■ Exercise details ■
Give the entries again, exactly as they stand.

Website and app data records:
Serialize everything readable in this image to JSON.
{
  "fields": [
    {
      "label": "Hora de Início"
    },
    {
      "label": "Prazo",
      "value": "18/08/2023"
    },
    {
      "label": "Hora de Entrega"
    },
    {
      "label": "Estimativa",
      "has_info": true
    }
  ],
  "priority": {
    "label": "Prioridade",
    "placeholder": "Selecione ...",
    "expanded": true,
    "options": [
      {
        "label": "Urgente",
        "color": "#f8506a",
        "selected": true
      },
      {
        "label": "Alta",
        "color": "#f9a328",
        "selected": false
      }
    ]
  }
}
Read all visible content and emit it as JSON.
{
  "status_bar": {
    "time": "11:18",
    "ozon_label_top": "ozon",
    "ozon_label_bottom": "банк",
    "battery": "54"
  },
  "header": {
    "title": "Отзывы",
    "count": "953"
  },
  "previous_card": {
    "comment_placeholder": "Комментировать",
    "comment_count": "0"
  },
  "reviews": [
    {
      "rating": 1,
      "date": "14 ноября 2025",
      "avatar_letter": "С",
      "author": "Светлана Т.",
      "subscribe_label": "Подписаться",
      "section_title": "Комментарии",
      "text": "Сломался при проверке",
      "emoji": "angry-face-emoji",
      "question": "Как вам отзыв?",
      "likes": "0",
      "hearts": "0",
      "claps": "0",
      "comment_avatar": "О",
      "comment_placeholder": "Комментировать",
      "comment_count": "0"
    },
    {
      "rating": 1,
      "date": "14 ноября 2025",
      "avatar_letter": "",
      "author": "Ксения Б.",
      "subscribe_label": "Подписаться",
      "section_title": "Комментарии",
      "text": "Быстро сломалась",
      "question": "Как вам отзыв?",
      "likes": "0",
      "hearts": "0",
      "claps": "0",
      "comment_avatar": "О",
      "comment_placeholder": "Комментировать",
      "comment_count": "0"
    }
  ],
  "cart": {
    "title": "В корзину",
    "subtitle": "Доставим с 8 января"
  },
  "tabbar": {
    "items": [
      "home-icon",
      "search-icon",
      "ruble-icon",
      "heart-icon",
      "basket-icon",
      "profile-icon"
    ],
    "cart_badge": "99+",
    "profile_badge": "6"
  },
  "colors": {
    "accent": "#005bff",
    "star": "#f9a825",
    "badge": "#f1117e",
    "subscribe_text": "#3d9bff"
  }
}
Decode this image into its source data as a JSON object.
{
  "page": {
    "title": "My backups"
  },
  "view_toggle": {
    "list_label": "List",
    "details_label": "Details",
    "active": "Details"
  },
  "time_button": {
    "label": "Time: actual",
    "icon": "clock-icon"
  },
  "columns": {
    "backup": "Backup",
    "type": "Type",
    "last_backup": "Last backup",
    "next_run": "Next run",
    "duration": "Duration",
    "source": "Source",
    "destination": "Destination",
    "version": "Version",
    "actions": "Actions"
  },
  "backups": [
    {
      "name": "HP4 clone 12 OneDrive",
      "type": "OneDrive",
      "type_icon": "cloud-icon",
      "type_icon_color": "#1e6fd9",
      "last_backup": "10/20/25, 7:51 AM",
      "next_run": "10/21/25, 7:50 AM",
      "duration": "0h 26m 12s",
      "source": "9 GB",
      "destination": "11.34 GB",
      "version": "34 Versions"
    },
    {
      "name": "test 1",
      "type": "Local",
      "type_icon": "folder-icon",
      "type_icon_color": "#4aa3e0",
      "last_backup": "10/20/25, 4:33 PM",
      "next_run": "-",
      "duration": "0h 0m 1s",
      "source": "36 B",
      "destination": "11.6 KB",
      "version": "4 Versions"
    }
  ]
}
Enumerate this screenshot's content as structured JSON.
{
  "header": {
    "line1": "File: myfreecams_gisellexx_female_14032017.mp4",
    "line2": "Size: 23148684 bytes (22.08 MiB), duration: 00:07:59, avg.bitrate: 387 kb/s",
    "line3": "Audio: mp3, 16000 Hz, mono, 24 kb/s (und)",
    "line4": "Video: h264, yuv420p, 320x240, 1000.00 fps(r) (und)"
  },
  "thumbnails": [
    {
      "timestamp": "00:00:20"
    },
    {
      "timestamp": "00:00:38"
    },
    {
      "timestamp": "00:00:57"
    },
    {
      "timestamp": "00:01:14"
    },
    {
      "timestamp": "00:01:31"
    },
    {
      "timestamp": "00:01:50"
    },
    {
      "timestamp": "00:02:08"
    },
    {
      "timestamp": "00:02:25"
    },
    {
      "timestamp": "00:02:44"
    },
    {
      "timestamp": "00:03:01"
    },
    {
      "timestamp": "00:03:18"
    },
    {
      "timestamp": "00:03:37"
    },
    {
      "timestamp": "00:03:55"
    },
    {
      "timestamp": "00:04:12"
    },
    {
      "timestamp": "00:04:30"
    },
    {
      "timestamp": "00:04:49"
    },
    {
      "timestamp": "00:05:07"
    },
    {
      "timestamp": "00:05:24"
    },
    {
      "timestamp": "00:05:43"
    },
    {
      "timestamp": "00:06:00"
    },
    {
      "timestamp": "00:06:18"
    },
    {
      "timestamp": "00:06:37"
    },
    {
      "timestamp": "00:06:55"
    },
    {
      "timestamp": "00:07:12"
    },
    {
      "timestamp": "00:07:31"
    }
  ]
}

■ Answer to the problem ■
Serialize everything readable in this image to JSON.
{
  "fields": [
    {
      "label": "Hora de Início"
    },
    {
      "label": "Prazo",
      "value": "18/08/2023"
    },
    {
      "label": "Hora de Entrega"
    },
    {
      "label": "Estimativa",
      "has_info": true
    }
  ],
  "priority": {
    "label": "Prioridade",
    "placeholder": "Selecione ...",
    "expanded": true,
    "options": [
      {
        "label": "Urgente",
        "color": "#f8506a",
        "selected": true
      },
      {
        "label": "Alta",
        "color": "#f9a328",
        "selected": false
      }
    ]
  }
}
Read all visible content and emit it as JSON.
{
  "status_bar": {
    "time": "11:18",
    "ozon_label_top": "ozon",
    "ozon_label_bottom": "банк",
    "battery": "54"
  },
  "header": {
    "title": "Отзывы",
    "count": "953"
  },
  "previous_card": {
    "comment_placeholder": "Комментировать",
    "comment_count": "0"
  },
  "reviews": [
    {
      "rating": 1,
      "date": "14 ноября 2025",
      "avatar_letter": "С",
      "author": "Светлана Т.",
      "subscribe_label": "Подписаться",
      "section_title": "Комментарии",
      "text": "Сломался при проверке",
      "emoji": "angry-face-emoji",
      "question": "Как вам отзыв?",
      "likes": "0",
      "hearts": "0",
      "claps": "0",
      "comment_avatar": "О",
      "comment_placeholder": "Комментировать",
      "comment_count": "0"
    },
    {
      "rating": 1,
      "date": "14 ноября 2025",
      "avatar_letter": "",
      "author": "Ксения Б.",
      "subscribe_label": "Подписаться",
      "section_title": "Комментарии",
      "text": "Быстро сломалась",
      "question": "Как вам отзыв?",
      "likes": "0",
      "hearts": "0",
      "claps": "0",
      "comment_avatar": "О",
      "comment_placeholder": "Комментировать",
      "comment_count": "0"
    }
  ],
  "cart": {
    "title": "В корзину",
    "subtitle": "Доставим с 8 января"
  },
  "tabbar": {
    "items": [
      "home-icon",
      "search-icon",
      "ruble-icon",
      "heart-icon",
      "basket-icon",
      "profile-icon"
    ],
    "cart_badge": "99+",
    "profile_badge": "6"
  },
  "colors": {
    "accent": "#005bff",
    "star": "#f9a825",
    "badge": "#f1117e",
    "subscribe_text": "#3d9bff"
  }
}
Decode this image into its source data as a JSON object.
{
  "page": {
    "title": "My backups"
  },
  "view_toggle": {
    "list_label": "List",
    "details_label": "Details",
    "active": "Details"
  },
  "time_button": {
    "label": "Time: actual",
    "icon": "clock-icon"
  },
  "columns": {
    "backup": "Backup",
    "type": "Type",
    "last_backup": "Last backup",
    "next_run": "Next run",
    "duration": "Duration",
    "source": "Source",
    "destination": "Destination",
    "version": "Version",
    "actions": "Actions"
  },
  "backups": [
    {
      "name": "HP4 clone 12 OneDrive",
      "type": "OneDrive",
      "type_icon": "cloud-icon",
      "type_icon_color": "#1e6fd9",
      "last_backup": "10/20/25, 7:51 AM",
      "next_run": "10/21/25, 7:50 AM",
      "duration": "0h 26m 12s",
      "source": "9 GB",
      "destination": "11.34 GB",
      "version": "34 Versions"
    },
    {
      "name": "test 1",
      "type": "Local",
      "type_icon": "folder-icon",
      "type_icon_color": "#4aa3e0",
      "last_backup": "10/20/25, 4:33 PM",
      "next_run": "-",
      "duration": "0h 0m 1s",
      "source": "36 B",
      "destination": "11.6 KB",
      "version": "4 Versions"
    }
  ]
}
Enumerate this screenshot's content as structured JSON.
{
  "header": {
    "line1": "File: myfreecams_gisellexx_female_14032017.mp4",
    "line2": "Size: 23148684 bytes (22.08 MiB), duration: 00:07:59, avg.bitrate: 387 kb/s",
    "line3": "Audio: mp3, 16000 Hz, mono, 24 kb/s (und)",
    "line4": "Video: h264, yuv420p, 320x240, 1000.00 fps(r) (und)"
  },
  "thumbnails": [
    {
      "timestamp": "00:00:20"
    },
    {
      "timestamp": "00:00:38"
    },
    {
      "timestamp": "00:00:57"
    },
    {
      "timestamp": "00:01:14"
    },
    {
      "timestamp": "00:01:31"
    },
    {
      "timestamp": "00:01:50"
    },
    {
      "timestamp": "00:02:08"
    },
    {
      "timestamp": "00:02:25"
    },
    {
      "timestamp": "00:02:44"
    },
    {
      "timestamp": "00:03:01"
    },
    {
      "timestamp": "00:03:18"
    },
    {
      "timestamp": "00:03:37"
    },
    {
      "timestamp": "00:03:55"
    },
    {
      "timestamp": "00:04:12"
    },
    {
      "timestamp": "00:04:30"
    },
    {
      "timestamp": "00:04:49"
    },
    {
      "timestamp": "00:05:07"
    },
    {
      "timestamp": "00:05:24"
    },
    {
      "timestamp": "00:05:43"
    },
    {
      "timestamp": "00:06:00"
    },
    {
      "timestamp": "00:06:18"
    },
    {
      "timestamp": "00:06:37"
    },
    {
      "timestamp": "00:06:55"
    },
    {
      "timestamp": "00:07:12"
    },
    {
      "timestamp": "00:07:31"
    }
  ]
}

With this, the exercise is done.